▶ _What to do_
Find the lines below holding the word "glyph" and copy each of them.

[Data records]
|---|
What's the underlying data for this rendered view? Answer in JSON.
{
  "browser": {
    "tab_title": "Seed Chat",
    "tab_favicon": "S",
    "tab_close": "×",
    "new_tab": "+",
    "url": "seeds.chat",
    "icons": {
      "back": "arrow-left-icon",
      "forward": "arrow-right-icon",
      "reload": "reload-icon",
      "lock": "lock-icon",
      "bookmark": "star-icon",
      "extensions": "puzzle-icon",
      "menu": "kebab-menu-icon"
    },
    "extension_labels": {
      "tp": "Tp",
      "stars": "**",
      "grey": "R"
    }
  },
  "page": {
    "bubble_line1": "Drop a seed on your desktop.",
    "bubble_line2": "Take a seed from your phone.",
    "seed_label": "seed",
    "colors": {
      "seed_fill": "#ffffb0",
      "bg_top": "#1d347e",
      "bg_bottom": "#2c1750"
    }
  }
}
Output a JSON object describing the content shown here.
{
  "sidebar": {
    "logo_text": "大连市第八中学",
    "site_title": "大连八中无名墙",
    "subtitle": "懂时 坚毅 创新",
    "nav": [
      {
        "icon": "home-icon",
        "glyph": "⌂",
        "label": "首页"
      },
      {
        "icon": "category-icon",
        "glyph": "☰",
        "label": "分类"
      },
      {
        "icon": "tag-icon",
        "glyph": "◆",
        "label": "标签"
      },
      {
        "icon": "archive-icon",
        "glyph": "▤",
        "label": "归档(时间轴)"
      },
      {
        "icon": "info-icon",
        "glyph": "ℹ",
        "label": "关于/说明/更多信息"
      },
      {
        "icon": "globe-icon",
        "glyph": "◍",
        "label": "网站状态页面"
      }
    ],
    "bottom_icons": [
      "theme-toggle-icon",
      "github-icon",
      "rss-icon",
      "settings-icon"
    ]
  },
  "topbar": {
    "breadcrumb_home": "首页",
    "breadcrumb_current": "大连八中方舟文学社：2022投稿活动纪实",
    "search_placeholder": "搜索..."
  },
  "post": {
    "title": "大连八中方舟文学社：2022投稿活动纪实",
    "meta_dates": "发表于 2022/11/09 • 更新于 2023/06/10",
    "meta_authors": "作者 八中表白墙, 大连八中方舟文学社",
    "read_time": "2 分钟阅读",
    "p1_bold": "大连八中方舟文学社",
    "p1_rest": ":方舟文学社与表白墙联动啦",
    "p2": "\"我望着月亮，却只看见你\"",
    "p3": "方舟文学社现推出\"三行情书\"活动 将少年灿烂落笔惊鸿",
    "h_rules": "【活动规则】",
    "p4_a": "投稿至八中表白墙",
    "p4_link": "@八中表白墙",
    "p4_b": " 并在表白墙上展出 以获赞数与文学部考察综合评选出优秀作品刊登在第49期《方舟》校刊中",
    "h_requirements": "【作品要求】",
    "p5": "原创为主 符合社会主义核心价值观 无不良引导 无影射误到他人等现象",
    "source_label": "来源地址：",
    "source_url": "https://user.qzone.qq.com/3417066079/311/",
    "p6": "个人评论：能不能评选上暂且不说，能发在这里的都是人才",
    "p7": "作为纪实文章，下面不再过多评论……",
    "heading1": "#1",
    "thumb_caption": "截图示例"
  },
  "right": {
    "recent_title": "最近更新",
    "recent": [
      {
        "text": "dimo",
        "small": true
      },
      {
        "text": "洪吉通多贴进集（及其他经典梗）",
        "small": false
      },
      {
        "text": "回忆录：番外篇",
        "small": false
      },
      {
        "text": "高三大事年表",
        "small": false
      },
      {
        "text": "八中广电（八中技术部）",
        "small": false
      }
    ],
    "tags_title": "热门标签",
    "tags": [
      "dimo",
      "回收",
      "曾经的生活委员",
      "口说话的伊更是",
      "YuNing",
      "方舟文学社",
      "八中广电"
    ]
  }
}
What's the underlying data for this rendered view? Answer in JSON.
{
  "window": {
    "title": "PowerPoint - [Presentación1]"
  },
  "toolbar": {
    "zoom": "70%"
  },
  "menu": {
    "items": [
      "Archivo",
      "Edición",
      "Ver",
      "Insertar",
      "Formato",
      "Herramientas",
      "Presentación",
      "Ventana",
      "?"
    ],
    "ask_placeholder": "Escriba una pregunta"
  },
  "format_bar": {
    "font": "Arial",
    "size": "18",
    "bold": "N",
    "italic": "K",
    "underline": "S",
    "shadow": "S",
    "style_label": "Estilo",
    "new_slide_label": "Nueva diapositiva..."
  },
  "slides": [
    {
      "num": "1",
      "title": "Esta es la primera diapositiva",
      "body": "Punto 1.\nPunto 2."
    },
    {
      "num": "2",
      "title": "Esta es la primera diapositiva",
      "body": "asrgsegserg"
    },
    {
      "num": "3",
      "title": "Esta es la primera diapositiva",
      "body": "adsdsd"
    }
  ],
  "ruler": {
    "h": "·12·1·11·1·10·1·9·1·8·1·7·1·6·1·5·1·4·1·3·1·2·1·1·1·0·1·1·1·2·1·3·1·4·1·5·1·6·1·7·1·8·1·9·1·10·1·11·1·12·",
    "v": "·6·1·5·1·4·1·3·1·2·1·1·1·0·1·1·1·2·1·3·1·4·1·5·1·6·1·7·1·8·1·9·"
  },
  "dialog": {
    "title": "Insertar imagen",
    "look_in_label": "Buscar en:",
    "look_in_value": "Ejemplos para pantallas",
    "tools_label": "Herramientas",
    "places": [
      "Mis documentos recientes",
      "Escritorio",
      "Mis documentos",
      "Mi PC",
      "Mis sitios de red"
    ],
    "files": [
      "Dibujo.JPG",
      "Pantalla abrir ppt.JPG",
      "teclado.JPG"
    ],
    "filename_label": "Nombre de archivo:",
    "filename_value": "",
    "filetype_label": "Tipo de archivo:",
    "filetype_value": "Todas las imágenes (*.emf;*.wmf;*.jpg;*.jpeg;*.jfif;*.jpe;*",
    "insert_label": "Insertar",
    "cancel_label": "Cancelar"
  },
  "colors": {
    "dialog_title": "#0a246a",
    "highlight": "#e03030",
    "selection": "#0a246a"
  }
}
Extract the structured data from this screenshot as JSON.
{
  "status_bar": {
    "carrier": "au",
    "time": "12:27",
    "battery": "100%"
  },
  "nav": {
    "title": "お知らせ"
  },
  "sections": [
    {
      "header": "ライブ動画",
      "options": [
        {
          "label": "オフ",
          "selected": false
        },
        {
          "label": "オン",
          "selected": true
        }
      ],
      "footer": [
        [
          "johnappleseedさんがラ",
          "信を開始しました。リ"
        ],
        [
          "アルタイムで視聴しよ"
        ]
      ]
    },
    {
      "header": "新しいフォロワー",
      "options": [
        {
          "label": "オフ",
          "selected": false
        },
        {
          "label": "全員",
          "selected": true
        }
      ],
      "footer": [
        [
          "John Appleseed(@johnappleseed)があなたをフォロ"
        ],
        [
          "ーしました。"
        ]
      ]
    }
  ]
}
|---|
▶ _Expected answer_
        "glyph": "⌂",
        "glyph": "☰",
        "glyph": "◆",
        "glyph": "▤",
        "glyph": "ℹ",
        "glyph": "◍",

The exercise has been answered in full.